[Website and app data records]
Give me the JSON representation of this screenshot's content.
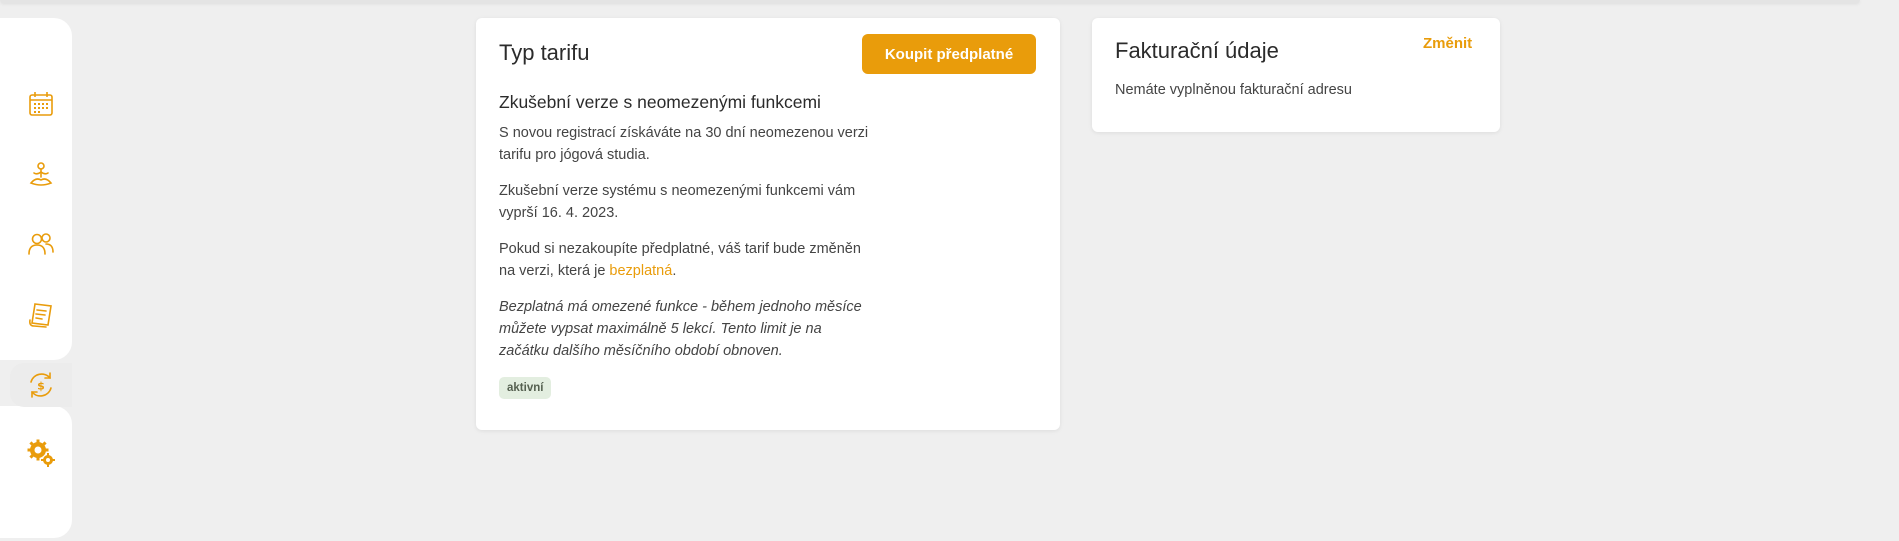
{
  "colors": {
    "accent": "#e99c0b",
    "badge_bg": "#e3eee0",
    "page_bg": "#efefef"
  },
  "sidebar": {
    "items": [
      {
        "icon": "calendar-icon"
      },
      {
        "icon": "yoga-icon"
      },
      {
        "icon": "users-icon"
      },
      {
        "icon": "receipt-icon"
      },
      {
        "icon": "billing-refresh-icon",
        "active": true
      },
      {
        "icon": "settings-gears-icon"
      }
    ]
  },
  "tariff": {
    "title": "Typ tarifu",
    "buy_button": "Koupit předplatné",
    "plan_name": "Zkušební verze s neomezenými funkcemi",
    "p1": "S novou registrací získáváte na 30 dní neomezenou verzi tarifu pro jógová studia.",
    "p2": "Zkušební verze systému s neomezenými funkcemi vám vyprší 16. 4. 2023.",
    "p3_before": "Pokud si nezakoupíte předplatné, váš tarif bude změněn na verzi, která je ",
    "p3_link": "bezplatná",
    "p3_after": ".",
    "p4": "Bezplatná má omezené funkce - během jednoho měsíce můžete vypsat maximálně 5 lekcí. Tento limit je na začátku dalšího měsíčního období obnoven.",
    "status_badge": "aktivní"
  },
  "billing": {
    "title": "Fakturační údaje",
    "change_link": "Změnit",
    "empty_text": "Nemáte vyplněnou fakturační adresu"
  }
}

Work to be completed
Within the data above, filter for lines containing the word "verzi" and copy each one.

Solution to this problem
    "p1": "S novou registrací získáváte na 30 dní neomezenou verzi tarifu pro jógová studia.",
    "p3_before": "Pokud si nezakoupíte předplatné, váš tarif bude změněn na verzi, která je ",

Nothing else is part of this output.